- _TASK DIRECTIONS_:
How many lines of these entries hold the string "time"? Reply with the number alone.

- _TASK INPUT_:
^^^^^^^^

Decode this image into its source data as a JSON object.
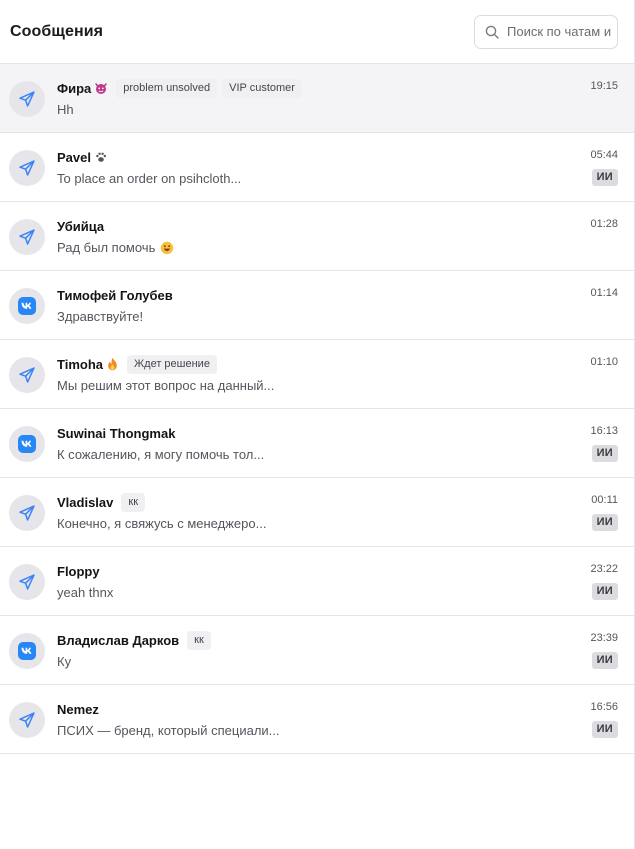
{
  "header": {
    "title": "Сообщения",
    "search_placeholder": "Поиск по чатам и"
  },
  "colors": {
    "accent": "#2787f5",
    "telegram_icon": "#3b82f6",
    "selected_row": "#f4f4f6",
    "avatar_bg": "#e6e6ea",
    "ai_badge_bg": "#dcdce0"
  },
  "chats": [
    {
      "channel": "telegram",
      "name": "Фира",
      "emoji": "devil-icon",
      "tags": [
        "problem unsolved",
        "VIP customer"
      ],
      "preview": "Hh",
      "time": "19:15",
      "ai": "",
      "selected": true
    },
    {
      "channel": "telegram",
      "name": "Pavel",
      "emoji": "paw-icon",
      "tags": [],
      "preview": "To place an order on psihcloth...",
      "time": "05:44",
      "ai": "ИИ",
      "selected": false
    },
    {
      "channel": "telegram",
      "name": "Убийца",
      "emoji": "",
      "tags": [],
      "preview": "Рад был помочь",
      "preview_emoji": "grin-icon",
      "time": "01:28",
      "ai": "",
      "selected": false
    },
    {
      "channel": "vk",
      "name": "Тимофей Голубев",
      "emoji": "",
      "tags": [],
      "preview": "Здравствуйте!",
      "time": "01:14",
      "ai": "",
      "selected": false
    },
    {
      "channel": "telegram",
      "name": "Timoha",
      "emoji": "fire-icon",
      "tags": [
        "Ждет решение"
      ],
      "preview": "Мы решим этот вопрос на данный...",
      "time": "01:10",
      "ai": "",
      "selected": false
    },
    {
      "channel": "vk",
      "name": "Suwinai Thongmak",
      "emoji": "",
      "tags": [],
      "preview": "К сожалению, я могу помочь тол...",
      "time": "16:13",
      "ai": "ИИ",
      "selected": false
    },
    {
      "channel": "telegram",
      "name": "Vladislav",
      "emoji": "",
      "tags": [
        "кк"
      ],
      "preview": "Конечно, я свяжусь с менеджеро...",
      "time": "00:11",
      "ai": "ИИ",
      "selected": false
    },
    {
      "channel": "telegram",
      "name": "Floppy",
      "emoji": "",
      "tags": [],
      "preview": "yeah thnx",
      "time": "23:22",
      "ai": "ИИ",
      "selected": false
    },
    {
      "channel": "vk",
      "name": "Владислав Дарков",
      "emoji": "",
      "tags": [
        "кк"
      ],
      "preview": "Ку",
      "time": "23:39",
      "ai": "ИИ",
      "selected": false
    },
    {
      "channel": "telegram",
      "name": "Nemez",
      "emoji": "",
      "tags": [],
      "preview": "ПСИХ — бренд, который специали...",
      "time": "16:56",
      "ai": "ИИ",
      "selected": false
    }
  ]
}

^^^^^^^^

- _TASK OUTPUT_:
10